• WORK REQUEST
All of the records should be given again verbatim.

• ENTRIES SHOWN
□ □ □ □ □ □ □

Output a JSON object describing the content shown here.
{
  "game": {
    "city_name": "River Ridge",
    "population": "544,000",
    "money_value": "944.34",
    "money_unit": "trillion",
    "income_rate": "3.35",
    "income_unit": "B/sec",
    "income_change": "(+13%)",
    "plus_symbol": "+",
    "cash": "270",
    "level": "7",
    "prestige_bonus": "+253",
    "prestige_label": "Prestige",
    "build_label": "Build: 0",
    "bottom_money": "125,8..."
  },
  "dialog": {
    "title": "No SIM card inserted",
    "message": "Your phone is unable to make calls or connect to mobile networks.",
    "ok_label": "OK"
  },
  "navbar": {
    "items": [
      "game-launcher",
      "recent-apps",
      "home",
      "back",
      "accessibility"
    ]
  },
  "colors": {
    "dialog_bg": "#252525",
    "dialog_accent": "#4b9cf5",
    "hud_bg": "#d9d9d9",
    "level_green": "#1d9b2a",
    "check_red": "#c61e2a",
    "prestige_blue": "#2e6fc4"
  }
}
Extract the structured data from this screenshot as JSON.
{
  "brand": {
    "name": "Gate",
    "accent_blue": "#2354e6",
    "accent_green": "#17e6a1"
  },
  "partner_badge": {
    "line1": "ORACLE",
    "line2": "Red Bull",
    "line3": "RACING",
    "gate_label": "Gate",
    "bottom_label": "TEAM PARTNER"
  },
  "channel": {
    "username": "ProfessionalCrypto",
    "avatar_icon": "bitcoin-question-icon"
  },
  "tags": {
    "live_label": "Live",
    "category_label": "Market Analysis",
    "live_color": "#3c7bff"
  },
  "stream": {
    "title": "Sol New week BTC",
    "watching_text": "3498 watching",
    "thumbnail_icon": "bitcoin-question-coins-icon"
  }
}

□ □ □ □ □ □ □

• YOUR RESPONSE
Output a JSON object describing the content shown here.
{
  "game": {
    "city_name": "River Ridge",
    "population": "544,000",
    "money_value": "944.34",
    "money_unit": "trillion",
    "income_rate": "3.35",
    "income_unit": "B/sec",
    "income_change": "(+13%)",
    "plus_symbol": "+",
    "cash": "270",
    "level": "7",
    "prestige_bonus": "+253",
    "prestige_label": "Prestige",
    "build_label": "Build: 0",
    "bottom_money": "125,8..."
  },
  "dialog": {
    "title": "No SIM card inserted",
    "message": "Your phone is unable to make calls or connect to mobile networks.",
    "ok_label": "OK"
  },
  "navbar": {
    "items": [
      "game-launcher",
      "recent-apps",
      "home",
      "back",
      "accessibility"
    ]
  },
  "colors": {
    "dialog_bg": "#252525",
    "dialog_accent": "#4b9cf5",
    "hud_bg": "#d9d9d9",
    "level_green": "#1d9b2a",
    "check_red": "#c61e2a",
    "prestige_blue": "#2e6fc4"
  }
}
Extract the structured data from this screenshot as JSON.
{
  "brand": {
    "name": "Gate",
    "accent_blue": "#2354e6",
    "accent_green": "#17e6a1"
  },
  "partner_badge": {
    "line1": "ORACLE",
    "line2": "Red Bull",
    "line3": "RACING",
    "gate_label": "Gate",
    "bottom_label": "TEAM PARTNER"
  },
  "channel": {
    "username": "ProfessionalCrypto",
    "avatar_icon": "bitcoin-question-icon"
  },
  "tags": {
    "live_label": "Live",
    "category_label": "Market Analysis",
    "live_color": "#3c7bff"
  },
  "stream": {
    "title": "Sol New week BTC",
    "watching_text": "3498 watching",
    "thumbnail_icon": "bitcoin-question-coins-icon"
  }
}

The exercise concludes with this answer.